In doing so, Harry finds himself in a bind: having already lived through the events, he knows that a hooded figure saves his life by casting a patronus, but he doesn’t know who. Time-travelling Harry watches his past self anxiously, waiting for the mysterious hero to arrive, only to realize it is himself in the future and casts a spell to save his past self. The spell is difficult, and had he not seen him accomplish it once before, he may not have been up to the task.
“Heavenly Father hasn’t given us a perfect vision of our past or our futures,” Madrian said. “But he has given us the ability, conditional on our worthiness, to receive personal revelation about what we can and should do in our lives. And when we are on the Lord’s errand, He will magnify our capabilities to act in His services and to be the means of accomplishing great things.”
Truth 5: Jesus Christ is the author of our salvation.
Madrian taught that while Harry Potter is the boy who lived throughout this beloved story, Christ is the one who lives today.
The central theme of the series is the quest to conquer death. Throughout the series, Harry defies death to defeat the one who is seeking to overcome it. This victory comes through his willingness to sacrifice himself to save the wizarding world.
Christ’s atonement and crucifixion were the sacrifice that saves all of God’s children.

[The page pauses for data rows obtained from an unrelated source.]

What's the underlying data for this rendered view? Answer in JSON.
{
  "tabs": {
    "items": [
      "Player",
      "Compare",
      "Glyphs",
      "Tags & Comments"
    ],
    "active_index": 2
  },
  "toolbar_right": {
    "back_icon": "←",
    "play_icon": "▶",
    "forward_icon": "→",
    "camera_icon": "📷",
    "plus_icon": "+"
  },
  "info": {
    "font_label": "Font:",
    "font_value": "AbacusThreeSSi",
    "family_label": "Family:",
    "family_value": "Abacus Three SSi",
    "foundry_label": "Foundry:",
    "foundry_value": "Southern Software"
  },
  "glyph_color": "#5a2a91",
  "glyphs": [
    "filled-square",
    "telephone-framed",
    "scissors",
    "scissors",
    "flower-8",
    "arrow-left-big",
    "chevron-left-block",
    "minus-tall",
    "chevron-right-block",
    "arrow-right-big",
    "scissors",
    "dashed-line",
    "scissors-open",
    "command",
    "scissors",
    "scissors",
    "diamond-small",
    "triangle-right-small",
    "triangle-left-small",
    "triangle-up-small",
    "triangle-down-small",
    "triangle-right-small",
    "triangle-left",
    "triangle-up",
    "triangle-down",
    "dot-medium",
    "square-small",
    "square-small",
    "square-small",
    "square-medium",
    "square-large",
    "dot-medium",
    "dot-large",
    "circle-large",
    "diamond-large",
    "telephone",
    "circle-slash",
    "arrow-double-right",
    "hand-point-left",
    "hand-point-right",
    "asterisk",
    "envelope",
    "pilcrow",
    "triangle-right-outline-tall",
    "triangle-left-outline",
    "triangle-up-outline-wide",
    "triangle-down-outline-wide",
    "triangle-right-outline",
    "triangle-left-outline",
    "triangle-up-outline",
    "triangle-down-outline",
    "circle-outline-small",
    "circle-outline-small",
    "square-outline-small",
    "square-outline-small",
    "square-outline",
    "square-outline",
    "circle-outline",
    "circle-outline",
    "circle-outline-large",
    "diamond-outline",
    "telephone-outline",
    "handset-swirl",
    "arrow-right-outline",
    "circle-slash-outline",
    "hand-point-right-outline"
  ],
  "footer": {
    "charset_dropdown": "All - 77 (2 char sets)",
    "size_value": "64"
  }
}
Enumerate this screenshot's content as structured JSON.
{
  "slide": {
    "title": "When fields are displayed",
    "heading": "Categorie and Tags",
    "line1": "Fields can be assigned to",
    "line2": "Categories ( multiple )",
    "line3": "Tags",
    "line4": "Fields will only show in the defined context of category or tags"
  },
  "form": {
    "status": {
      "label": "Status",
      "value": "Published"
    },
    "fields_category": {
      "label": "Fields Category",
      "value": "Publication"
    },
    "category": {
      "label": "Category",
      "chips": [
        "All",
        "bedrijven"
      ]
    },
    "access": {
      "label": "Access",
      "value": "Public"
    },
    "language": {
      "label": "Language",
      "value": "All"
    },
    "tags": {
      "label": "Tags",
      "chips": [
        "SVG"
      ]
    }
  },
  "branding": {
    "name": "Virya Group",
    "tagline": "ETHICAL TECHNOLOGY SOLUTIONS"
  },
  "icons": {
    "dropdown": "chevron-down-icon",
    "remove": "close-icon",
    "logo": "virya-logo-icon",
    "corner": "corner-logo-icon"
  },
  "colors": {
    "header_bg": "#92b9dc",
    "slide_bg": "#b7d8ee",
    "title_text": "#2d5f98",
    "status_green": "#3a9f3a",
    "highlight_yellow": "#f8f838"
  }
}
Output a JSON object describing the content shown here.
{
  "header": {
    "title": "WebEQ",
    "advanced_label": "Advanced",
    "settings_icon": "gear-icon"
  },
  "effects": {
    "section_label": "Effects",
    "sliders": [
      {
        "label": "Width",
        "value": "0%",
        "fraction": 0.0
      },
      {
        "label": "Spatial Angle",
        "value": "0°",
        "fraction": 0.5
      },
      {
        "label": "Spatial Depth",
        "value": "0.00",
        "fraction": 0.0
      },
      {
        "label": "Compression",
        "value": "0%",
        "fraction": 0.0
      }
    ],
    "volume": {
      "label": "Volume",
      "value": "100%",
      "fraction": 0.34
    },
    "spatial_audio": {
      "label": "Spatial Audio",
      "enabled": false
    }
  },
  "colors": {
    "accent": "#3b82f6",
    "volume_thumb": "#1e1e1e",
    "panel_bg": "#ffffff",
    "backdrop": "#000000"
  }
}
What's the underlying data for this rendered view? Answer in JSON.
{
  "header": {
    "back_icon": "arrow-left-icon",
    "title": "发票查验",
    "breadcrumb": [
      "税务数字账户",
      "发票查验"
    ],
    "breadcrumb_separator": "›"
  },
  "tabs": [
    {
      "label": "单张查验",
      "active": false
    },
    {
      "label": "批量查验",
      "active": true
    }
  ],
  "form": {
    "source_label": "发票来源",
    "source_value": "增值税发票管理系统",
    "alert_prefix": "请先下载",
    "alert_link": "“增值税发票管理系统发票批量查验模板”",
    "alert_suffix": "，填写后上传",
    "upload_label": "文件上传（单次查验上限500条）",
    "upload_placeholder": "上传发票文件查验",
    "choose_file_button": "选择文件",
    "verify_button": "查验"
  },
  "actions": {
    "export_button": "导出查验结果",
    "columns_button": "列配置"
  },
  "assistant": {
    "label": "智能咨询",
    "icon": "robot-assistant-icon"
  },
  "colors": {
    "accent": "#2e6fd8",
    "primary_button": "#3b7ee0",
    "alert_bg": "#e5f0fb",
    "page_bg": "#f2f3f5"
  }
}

“This Jesus is not the central character of some great work of literary fiction; He is the central figure in the great plan of redemption…His sacrifice, born of love, enables us to be forgiven of our sins and live again.”
You can read, watch, or listen to Dean Madrian's full remarks at speeches.byu.edu.
Writer: Kaylee Esplin